** Activity **
Going through the entries below, copy out each line that contains "title".

________________________________________

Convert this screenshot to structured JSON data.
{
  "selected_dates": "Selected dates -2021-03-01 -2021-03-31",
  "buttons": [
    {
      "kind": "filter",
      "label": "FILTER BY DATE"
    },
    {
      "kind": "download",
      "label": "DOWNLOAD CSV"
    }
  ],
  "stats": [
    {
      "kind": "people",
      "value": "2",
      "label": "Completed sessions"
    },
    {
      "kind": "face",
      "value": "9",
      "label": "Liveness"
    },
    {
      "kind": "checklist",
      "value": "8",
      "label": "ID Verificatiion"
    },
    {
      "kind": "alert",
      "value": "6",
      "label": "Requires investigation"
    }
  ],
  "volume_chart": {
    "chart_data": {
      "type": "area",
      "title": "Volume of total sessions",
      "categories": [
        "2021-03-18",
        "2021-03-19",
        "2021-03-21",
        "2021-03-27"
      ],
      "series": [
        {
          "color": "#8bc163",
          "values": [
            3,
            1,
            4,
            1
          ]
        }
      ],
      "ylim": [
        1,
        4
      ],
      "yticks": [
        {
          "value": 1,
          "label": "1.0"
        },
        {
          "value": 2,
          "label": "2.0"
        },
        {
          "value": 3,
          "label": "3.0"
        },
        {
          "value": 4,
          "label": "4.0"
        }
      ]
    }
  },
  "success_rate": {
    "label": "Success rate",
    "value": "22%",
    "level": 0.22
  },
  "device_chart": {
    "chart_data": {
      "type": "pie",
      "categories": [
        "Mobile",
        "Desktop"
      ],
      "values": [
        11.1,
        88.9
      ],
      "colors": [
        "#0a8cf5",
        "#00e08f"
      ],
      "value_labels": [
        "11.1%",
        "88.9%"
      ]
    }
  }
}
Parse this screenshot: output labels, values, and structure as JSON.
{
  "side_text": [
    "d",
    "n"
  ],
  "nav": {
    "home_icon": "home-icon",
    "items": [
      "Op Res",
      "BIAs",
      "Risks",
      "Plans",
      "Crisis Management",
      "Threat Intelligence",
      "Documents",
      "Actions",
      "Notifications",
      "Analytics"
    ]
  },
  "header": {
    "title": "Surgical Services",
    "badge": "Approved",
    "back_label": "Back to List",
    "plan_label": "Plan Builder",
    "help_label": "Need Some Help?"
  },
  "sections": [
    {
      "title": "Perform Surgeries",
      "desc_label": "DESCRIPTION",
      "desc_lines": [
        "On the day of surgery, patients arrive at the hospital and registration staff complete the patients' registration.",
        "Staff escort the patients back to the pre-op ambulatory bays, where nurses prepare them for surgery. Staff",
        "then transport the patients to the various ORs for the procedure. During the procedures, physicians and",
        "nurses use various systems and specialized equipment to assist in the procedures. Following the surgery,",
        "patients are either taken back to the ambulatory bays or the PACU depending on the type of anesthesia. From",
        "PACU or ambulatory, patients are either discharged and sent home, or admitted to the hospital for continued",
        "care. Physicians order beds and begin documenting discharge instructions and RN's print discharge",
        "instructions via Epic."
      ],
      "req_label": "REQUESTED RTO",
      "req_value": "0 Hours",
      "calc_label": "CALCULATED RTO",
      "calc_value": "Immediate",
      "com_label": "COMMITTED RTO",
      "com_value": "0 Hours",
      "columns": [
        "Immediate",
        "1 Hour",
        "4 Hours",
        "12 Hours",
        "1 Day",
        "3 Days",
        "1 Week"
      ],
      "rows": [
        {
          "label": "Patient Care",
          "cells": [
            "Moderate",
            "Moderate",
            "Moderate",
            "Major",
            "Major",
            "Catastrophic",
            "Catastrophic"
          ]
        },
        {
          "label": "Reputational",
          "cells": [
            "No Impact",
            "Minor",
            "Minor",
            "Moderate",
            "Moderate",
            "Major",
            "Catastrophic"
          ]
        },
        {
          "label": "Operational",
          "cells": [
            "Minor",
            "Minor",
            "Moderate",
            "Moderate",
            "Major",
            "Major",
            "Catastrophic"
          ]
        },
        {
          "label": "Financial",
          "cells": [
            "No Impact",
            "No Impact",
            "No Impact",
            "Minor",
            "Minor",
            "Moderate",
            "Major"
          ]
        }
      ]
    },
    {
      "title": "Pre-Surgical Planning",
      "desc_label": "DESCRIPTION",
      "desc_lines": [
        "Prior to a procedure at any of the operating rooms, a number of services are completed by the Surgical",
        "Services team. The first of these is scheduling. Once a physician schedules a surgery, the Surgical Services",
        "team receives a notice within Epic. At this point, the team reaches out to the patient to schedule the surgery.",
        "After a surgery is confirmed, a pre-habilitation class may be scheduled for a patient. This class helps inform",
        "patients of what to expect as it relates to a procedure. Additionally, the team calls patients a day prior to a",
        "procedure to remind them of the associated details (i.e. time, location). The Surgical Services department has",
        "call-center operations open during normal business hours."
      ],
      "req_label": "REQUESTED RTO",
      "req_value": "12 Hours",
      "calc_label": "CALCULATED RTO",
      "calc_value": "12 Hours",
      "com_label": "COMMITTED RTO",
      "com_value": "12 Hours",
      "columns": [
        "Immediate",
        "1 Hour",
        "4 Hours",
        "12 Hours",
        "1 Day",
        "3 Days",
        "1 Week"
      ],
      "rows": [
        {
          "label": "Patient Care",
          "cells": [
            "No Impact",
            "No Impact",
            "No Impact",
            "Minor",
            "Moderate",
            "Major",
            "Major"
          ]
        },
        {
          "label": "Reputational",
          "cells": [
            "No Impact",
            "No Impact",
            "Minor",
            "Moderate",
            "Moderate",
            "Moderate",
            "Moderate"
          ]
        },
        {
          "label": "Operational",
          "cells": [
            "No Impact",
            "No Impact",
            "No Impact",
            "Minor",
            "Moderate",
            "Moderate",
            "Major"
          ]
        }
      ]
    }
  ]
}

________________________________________

** Problem solution **
      "title": "Volume of total sessions",
    "title": "Surgical Services",
      "title": "Perform Surgeries",
      "title": "Pre-Surgical Planning",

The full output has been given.